Work instructions :: Write out the listing below again, precisely as it is given.

>>>>

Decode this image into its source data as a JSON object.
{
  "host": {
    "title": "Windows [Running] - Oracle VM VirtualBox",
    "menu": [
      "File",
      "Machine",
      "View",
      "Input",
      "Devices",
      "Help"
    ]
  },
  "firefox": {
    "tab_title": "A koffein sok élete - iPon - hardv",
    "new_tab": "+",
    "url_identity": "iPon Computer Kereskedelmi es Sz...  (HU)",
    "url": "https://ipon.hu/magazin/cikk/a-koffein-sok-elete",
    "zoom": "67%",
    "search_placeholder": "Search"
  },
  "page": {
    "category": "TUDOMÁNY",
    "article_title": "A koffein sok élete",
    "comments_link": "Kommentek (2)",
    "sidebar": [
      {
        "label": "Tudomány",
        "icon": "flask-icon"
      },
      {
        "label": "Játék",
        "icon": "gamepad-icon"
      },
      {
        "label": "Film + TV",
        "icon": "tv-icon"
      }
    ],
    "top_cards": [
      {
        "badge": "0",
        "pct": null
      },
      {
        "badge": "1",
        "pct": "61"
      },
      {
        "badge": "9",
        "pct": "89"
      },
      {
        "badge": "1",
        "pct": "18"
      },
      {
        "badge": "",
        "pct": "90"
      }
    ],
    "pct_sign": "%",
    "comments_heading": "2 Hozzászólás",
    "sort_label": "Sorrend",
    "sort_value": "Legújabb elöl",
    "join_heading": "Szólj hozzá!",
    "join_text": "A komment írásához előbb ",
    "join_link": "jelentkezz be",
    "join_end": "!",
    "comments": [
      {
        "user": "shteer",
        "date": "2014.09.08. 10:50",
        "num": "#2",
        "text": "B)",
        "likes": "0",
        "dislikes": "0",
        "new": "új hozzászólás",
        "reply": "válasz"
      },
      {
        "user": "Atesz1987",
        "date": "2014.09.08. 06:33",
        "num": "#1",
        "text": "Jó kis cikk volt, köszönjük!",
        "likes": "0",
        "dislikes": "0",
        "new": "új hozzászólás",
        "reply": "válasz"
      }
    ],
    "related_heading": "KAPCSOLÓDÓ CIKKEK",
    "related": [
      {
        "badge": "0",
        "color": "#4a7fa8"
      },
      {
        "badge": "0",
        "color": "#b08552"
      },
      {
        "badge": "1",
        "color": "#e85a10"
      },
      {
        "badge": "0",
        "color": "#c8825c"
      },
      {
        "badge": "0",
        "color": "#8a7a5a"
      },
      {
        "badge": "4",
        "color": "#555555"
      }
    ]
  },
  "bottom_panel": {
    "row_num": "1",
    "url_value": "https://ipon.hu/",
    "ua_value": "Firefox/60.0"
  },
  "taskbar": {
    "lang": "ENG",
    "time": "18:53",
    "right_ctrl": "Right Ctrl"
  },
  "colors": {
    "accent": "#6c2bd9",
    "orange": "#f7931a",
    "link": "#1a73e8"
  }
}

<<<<

Task answer ::
Decode this image into its source data as a JSON object.
{
  "host": {
    "title": "Windows [Running] - Oracle VM VirtualBox",
    "menu": [
      "File",
      "Machine",
      "View",
      "Input",
      "Devices",
      "Help"
    ]
  },
  "firefox": {
    "tab_title": "A koffein sok élete - iPon - hardv",
    "new_tab": "+",
    "url_identity": "iPon Computer Kereskedelmi es Sz...  (HU)",
    "url": "https://ipon.hu/magazin/cikk/a-koffein-sok-elete",
    "zoom": "67%",
    "search_placeholder": "Search"
  },
  "page": {
    "category": "TUDOMÁNY",
    "article_title": "A koffein sok élete",
    "comments_link": "Kommentek (2)",
    "sidebar": [
      {
        "label": "Tudomány",
        "icon": "flask-icon"
      },
      {
        "label": "Játék",
        "icon": "gamepad-icon"
      },
      {
        "label": "Film + TV",
        "icon": "tv-icon"
      }
    ],
    "top_cards": [
      {
        "badge": "0",
        "pct": null
      },
      {
        "badge": "1",
        "pct": "61"
      },
      {
        "badge": "9",
        "pct": "89"
      },
      {
        "badge": "1",
        "pct": "18"
      },
      {
        "badge": "",
        "pct": "90"
      }
    ],
    "pct_sign": "%",
    "comments_heading": "2 Hozzászólás",
    "sort_label": "Sorrend",
    "sort_value": "Legújabb elöl",
    "join_heading": "Szólj hozzá!",
    "join_text": "A komment írásához előbb ",
    "join_link": "jelentkezz be",
    "join_end": "!",
    "comments": [
      {
        "user": "shteer",
        "date": "2014.09.08. 10:50",
        "num": "#2",
        "text": "B)",
        "likes": "0",
        "dislikes": "0",
        "new": "új hozzászólás",
        "reply": "válasz"
      },
      {
        "user": "Atesz1987",
        "date": "2014.09.08. 06:33",
        "num": "#1",
        "text": "Jó kis cikk volt, köszönjük!",
        "likes": "0",
        "dislikes": "0",
        "new": "új hozzászólás",
        "reply": "válasz"
      }
    ],
    "related_heading": "KAPCSOLÓDÓ CIKKEK",
    "related": [
      {
        "badge": "0",
        "color": "#4a7fa8"
      },
      {
        "badge": "0",
        "color": "#b08552"
      },
      {
        "badge": "1",
        "color": "#e85a10"
      },
      {
        "badge": "0",
        "color": "#c8825c"
      },
      {
        "badge": "0",
        "color": "#8a7a5a"
      },
      {
        "badge": "4",
        "color": "#555555"
      }
    ]
  },
  "bottom_panel": {
    "row_num": "1",
    "url_value": "https://ipon.hu/",
    "ua_value": "Firefox/60.0"
  },
  "taskbar": {
    "lang": "ENG",
    "time": "18:53",
    "right_ctrl": "Right Ctrl"
  },
  "colors": {
    "accent": "#6c2bd9",
    "orange": "#f7931a",
    "link": "#1a73e8"
  }
}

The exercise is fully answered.